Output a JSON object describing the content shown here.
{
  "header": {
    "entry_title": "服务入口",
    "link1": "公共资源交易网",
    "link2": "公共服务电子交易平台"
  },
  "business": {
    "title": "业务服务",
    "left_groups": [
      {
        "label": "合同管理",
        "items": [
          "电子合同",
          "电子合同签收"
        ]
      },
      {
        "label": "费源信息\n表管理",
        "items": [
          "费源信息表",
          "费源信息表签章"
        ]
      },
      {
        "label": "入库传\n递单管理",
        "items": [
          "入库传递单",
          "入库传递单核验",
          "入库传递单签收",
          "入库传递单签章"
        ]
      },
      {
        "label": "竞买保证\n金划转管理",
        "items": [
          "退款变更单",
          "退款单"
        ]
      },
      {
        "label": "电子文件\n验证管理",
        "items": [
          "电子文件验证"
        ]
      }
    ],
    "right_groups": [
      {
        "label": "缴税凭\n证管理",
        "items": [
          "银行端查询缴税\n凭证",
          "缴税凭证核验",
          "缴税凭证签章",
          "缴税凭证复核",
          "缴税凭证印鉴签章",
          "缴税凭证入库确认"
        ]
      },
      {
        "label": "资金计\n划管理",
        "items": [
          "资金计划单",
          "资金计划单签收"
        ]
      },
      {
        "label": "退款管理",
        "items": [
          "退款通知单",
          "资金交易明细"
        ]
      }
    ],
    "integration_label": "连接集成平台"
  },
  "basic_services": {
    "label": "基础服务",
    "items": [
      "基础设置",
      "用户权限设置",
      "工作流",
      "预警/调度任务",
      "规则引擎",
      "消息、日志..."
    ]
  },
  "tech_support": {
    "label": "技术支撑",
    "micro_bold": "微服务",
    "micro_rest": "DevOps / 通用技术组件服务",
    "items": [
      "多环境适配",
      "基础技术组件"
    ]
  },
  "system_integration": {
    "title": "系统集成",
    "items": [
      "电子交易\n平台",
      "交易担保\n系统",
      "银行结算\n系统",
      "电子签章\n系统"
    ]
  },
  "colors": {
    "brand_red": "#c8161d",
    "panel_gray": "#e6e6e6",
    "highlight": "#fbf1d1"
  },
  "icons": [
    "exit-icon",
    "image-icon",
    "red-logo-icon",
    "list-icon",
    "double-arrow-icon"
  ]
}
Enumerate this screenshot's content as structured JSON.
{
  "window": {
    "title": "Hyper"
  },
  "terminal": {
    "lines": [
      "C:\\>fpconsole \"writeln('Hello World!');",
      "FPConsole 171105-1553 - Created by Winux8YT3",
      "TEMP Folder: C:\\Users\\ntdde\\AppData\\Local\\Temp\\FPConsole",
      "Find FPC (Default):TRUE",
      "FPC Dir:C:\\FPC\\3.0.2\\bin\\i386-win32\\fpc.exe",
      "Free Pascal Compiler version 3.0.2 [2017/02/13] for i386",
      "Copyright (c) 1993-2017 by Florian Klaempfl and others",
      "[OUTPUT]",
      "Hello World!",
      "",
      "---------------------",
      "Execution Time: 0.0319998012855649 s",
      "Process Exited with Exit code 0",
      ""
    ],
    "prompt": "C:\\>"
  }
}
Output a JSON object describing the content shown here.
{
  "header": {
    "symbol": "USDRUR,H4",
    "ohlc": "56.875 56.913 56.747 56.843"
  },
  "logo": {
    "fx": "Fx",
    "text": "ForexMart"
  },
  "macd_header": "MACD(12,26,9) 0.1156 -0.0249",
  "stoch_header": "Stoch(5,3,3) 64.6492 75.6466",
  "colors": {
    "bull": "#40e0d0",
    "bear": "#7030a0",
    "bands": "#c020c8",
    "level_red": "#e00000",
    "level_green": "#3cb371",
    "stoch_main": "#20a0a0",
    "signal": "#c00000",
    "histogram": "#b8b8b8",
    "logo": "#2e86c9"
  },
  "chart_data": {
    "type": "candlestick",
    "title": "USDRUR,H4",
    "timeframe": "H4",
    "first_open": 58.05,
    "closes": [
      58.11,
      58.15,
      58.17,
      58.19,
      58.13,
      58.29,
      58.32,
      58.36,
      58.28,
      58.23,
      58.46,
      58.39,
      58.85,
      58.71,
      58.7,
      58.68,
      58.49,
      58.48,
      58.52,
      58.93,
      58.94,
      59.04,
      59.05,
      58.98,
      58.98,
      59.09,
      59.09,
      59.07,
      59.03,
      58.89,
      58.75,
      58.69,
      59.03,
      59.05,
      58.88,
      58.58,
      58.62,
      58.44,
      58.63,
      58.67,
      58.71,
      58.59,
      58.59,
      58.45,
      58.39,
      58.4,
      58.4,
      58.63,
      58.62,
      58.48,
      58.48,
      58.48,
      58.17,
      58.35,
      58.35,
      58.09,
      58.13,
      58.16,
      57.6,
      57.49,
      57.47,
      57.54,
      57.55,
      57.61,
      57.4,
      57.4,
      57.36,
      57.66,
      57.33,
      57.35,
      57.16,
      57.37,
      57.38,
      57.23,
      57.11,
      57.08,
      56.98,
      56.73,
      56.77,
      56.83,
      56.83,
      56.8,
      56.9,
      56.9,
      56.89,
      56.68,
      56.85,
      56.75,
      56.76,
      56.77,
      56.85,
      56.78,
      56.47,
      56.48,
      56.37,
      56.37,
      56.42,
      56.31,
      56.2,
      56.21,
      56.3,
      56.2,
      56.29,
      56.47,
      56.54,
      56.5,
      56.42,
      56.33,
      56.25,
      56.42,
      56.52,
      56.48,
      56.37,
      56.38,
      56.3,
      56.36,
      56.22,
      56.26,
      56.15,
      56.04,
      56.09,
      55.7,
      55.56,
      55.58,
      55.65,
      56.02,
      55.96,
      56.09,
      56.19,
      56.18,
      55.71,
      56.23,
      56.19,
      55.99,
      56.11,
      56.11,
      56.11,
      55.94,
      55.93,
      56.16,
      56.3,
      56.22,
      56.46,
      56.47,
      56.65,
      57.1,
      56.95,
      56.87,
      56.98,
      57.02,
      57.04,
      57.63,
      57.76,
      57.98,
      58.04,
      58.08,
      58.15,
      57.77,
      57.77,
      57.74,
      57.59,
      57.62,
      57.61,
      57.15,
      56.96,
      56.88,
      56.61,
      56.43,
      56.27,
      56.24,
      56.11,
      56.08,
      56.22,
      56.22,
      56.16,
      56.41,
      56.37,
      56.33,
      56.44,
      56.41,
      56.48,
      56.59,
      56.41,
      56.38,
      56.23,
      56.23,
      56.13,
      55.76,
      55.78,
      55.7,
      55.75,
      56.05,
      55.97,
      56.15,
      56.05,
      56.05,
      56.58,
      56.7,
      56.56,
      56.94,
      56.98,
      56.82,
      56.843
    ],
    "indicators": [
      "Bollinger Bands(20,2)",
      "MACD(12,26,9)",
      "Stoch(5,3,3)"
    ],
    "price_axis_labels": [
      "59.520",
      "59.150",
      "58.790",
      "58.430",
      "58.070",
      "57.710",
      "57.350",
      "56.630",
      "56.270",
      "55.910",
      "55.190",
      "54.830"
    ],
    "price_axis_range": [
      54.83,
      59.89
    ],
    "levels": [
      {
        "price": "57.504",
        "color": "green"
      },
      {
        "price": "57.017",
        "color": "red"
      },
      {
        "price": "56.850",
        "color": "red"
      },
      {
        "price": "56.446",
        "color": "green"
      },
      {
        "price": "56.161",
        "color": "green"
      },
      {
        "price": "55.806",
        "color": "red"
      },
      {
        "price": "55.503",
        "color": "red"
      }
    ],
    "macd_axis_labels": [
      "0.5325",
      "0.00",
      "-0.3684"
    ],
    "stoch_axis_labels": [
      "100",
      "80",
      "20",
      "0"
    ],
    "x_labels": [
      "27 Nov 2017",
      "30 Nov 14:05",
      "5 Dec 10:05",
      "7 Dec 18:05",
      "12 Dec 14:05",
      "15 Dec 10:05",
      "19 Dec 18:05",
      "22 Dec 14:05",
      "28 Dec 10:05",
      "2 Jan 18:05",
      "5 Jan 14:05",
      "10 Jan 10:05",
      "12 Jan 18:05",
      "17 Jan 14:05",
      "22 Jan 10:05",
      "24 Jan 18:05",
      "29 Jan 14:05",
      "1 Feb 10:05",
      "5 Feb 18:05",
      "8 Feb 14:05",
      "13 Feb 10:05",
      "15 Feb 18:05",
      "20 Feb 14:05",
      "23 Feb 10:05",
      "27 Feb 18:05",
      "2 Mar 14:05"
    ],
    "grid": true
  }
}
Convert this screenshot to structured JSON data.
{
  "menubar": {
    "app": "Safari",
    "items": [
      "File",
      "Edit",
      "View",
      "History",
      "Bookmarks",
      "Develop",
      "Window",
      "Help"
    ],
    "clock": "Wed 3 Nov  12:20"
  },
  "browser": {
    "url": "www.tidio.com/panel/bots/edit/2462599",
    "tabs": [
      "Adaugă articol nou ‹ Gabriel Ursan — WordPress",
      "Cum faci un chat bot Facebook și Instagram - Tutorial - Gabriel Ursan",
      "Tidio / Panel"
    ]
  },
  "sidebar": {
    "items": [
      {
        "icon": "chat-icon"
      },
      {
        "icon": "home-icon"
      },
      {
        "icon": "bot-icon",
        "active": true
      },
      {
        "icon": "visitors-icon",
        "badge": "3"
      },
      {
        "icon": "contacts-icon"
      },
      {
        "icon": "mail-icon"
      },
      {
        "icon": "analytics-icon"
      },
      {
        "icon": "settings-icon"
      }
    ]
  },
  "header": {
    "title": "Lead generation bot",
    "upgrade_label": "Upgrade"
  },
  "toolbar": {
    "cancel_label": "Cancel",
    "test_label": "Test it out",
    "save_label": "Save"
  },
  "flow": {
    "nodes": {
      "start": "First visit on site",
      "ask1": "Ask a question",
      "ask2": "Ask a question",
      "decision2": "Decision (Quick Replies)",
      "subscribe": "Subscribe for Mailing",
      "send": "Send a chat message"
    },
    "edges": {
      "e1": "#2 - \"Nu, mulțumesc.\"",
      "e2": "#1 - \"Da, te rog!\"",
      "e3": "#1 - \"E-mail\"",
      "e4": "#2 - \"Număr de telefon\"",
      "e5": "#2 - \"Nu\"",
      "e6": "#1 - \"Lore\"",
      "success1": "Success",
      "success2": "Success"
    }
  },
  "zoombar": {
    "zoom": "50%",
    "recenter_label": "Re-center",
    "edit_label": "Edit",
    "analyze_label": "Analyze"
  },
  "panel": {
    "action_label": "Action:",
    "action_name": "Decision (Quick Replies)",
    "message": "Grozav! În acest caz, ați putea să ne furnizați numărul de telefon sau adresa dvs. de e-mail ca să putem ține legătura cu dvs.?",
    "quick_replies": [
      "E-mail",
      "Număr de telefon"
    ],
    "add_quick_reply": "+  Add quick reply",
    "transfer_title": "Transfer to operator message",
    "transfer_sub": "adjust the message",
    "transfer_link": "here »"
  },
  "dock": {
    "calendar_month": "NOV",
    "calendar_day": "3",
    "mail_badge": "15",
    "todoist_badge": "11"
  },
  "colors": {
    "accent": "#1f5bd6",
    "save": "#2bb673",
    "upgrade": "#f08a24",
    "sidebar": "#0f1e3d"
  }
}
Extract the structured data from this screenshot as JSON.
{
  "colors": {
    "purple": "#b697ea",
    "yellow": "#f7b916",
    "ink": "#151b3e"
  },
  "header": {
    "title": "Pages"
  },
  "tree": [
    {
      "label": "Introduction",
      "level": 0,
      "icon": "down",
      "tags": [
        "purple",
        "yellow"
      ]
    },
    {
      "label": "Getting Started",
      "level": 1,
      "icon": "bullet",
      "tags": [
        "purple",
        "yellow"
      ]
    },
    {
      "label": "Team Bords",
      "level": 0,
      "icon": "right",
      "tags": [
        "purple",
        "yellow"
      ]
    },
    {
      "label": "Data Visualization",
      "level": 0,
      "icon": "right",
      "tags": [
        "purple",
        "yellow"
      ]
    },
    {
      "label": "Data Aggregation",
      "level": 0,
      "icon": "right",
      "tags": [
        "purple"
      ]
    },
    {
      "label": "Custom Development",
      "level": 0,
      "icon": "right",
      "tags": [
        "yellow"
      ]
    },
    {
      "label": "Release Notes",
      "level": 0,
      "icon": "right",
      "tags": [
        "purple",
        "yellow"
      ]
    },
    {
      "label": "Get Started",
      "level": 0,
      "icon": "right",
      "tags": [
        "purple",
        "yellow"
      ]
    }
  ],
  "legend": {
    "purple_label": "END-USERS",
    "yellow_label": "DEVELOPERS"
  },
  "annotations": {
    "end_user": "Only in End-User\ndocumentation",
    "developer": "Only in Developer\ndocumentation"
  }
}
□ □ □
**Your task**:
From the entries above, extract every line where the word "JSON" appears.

**Task response**:
Output a JSON object describing the content shown here.
Enumerate this screenshot's content as structured JSON.
Output a JSON object describing the content shown here.
Convert this screenshot to structured JSON data.
Extract the structured data from this screenshot as JSON.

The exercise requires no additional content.